As a professional observer of healthcare for the last 20 years, the relationship between Adam Smith economics and healthcare research and developments has always fascinated me.
In brief, does the dynamic of competition that drives profit-making innovation propel, or hinder, medical breakthroughs?
The National Institutes of Health (NIH) initiative around “precision medicine” – treatment that focuses on the unique genetic code of the individual and not a one-size-fits-all treatment – begs that question.
This year, as my wife and I celebrated our 25th anniversary, I could not help but reflect on how fortunate I am that our relationship has thrived despite both the normal stressors of life as well as the unexpected and more challenging curveballs one can’t anticipate in life.
We often naively believe that our partner relationships will always remain the same. Unfortunately, they don’t.
I started running when I was 8. This was right around the time that my parents divorced and my world changed in numerous ways.
I was having anxiety attacks and battling depression. I was having trouble concentrating at school. When I started running, I couldn’t tell you why I was doing it, I just felt compelled. When an anxiety attack surfaced, I put on my shoes and headed out the door.
I love Prince. My first job was at a movie theater that played Purple Rain for months.
I saw that movie hundreds of times, in five-minute bursts while I left the ticket booth unattended. My first concert was the Purple Rain tour – at the Capital Centre, outside of Washington, DC; one of the first albums I bought with my own money was Dirty Mind, on cassette, no less.
In August 2014, I got my first road bike.
It took several attempts to feel confident about “clipping in” and managing all the gears. I was advised that you aren’t a real cyclist until you’ve fallen off at least 10 times. This hurt. However, once I got the hang of it – eventually – I loved being out on my bike.
Jan. 1, 2016 — This is the day I am going to: eat better, get fit, save money, drink less, quit smoking, stop looking at Facebook while at work, be nicer, stop cursing.
Pick your resolution, but if you’re like me, at least one of those resolutions is on your list. What is it about the new year that makes us believe that January 1 will be the day we turn over a new leaf and suddenly become the person we believe we should be?
The Question: Questioning the value of the annual physical exam for “healthy,” or asymptomatic, adults is nothing new, but the issue assumes greater significance in the current era of limited resources and the growing status of evidence-based care.

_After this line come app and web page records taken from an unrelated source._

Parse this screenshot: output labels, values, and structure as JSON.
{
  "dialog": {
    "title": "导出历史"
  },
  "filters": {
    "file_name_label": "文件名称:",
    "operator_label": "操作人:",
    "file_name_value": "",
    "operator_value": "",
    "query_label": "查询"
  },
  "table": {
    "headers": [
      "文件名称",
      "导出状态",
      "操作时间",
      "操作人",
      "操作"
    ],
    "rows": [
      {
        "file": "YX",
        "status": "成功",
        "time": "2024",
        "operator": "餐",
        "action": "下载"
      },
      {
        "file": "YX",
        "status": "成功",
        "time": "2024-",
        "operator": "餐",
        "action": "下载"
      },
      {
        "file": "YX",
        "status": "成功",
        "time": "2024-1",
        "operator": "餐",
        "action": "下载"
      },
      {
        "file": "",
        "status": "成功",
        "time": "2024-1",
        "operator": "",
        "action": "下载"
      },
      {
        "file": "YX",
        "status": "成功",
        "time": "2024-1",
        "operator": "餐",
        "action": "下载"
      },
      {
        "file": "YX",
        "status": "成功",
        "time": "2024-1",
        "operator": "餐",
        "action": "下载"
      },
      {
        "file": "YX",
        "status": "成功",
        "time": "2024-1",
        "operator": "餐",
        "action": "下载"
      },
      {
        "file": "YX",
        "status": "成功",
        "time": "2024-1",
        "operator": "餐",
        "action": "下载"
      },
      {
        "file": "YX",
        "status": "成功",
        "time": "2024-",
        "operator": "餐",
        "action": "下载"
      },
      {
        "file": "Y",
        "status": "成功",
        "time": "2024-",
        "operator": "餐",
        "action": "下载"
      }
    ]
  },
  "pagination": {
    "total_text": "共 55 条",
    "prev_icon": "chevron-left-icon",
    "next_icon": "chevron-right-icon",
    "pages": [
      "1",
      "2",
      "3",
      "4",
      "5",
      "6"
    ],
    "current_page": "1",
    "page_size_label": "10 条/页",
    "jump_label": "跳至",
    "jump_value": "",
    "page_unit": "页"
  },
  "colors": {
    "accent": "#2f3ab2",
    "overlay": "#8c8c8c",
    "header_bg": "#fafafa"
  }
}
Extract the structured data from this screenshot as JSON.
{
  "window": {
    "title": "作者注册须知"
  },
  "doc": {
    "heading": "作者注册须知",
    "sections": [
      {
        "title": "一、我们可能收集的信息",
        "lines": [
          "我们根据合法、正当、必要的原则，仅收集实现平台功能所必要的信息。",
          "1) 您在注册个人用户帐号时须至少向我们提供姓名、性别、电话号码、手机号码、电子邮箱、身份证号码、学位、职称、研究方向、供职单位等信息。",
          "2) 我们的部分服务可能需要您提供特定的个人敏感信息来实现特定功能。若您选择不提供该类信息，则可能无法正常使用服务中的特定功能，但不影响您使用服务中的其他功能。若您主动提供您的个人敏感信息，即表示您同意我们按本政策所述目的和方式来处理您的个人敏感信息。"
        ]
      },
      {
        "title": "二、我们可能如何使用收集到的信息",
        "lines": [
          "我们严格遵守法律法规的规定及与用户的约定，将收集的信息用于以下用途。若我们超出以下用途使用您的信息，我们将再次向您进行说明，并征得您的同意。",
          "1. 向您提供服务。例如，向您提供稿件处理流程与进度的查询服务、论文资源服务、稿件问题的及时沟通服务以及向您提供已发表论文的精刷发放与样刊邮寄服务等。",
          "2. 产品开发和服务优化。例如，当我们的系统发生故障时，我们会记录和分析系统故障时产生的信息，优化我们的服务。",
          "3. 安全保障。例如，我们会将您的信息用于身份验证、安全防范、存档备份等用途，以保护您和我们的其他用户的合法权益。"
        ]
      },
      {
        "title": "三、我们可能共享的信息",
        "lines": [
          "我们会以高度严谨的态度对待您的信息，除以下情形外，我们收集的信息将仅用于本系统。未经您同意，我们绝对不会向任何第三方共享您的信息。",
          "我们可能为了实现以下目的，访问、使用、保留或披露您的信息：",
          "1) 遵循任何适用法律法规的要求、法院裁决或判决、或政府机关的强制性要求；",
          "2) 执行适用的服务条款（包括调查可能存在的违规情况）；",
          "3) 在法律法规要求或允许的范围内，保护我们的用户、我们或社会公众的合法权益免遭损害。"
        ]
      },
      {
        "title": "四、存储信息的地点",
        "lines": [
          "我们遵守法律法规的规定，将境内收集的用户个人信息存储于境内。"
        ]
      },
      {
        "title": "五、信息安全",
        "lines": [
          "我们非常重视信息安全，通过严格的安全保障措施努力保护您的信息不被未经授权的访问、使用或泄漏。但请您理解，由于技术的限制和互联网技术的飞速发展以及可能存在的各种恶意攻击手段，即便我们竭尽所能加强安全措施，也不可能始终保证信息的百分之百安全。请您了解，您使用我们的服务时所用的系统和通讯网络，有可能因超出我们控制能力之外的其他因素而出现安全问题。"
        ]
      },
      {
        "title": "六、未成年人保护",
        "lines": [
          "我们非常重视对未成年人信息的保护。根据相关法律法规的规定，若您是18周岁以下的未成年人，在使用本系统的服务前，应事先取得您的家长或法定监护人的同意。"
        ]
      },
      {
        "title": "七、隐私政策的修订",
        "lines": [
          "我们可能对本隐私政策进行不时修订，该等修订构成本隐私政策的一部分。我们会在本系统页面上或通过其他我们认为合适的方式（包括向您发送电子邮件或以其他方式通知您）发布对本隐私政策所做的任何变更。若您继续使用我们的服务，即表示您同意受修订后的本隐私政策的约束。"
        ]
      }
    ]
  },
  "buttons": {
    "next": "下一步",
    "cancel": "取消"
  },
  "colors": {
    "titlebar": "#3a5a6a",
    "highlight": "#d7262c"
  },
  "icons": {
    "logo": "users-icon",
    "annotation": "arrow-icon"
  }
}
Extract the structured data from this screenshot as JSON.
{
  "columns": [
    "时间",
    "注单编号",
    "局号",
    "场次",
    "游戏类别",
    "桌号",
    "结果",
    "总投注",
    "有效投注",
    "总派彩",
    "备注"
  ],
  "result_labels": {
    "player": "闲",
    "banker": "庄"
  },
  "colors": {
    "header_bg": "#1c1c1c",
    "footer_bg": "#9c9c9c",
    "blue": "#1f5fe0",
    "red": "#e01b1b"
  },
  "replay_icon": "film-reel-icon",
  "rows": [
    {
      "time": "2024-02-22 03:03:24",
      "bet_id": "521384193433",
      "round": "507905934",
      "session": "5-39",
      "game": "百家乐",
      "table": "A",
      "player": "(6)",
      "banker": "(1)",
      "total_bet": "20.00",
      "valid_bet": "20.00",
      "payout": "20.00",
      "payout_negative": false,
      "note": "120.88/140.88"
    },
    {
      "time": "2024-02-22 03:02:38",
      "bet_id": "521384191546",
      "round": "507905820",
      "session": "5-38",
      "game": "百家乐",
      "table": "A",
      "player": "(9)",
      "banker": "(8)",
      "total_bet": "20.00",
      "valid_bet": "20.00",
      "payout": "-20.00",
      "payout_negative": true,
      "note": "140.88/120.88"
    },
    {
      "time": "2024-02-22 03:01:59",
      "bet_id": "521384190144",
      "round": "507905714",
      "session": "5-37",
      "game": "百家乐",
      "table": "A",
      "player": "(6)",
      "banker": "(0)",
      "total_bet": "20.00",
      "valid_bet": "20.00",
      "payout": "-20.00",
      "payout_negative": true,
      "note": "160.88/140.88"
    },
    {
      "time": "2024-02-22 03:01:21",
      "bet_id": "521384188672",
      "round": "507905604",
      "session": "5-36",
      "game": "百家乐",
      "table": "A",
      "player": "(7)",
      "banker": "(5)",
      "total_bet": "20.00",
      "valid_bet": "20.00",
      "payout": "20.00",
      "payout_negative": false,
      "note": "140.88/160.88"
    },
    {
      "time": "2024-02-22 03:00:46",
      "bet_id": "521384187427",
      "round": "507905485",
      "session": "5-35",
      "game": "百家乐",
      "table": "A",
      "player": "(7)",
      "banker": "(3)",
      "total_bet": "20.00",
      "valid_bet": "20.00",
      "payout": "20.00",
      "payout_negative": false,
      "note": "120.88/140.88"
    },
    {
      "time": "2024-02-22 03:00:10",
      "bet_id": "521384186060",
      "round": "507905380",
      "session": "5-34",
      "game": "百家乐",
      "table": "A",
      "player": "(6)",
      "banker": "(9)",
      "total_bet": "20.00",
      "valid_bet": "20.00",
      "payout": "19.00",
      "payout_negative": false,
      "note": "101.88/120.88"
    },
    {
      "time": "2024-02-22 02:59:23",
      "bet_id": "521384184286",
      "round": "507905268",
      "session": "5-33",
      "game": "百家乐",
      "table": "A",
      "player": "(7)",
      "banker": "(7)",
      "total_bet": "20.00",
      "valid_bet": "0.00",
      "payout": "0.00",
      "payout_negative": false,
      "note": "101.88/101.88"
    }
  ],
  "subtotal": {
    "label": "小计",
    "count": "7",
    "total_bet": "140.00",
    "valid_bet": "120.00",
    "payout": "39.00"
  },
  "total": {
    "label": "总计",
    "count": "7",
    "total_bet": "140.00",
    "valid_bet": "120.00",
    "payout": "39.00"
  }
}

Last month, The New England Journal of Medicine’s “Perspective” was devoted to the pros and cons of eliminating this time-honored, but poorly evidenced, practice. Before discussing these pieces, it seems only fair to tip my hand and admit I am (empirically, subjectively, limbicly) in favor of the annual check in with one’s PCP – whether one “needs” it, or not. The authors of both articles agree that the lack of standardization in the annual exam makes the epidemiological research weaker, i.e., lack…
When it comes to solving health care delivery problems, who would think of the postal service as a potential source of solutions? Yet, a pilot program in Jersey, an island between France and England, has shown that this entrenched institution offered a creative way to provide care to a group of people who are among the most difficult to reach – the frail elderly. Although the pilot didn’t seek to provide a substitute for health and social care professionals, this group did exhibit some territorial defensiveness, with little active participation by incumbent providers. From 2010 to 2040, the number of islanders over 65 in Jersey is predicted to double. However, Jersey’s health system suffers from outdated models of health…
Exercise benefits both our mind and our body. I have been a runner for 20 years, running in everything from 5Ks to marathons. I have run in races all over the world. It is common for the uninitiated to ask a simple question. Why? What is it that motivates me to get out of bed at “0-dark thirty” – as one of my running partners calls it – to put on my running shoes and propel my body? What evidence could be compelling enough to convince even the most sedentary among us to give exercise a try? Exercise’s health benefits are well documented, particularly regarding cardiovascular health. What is less well known, however, are the cognitive benefits, especially as we…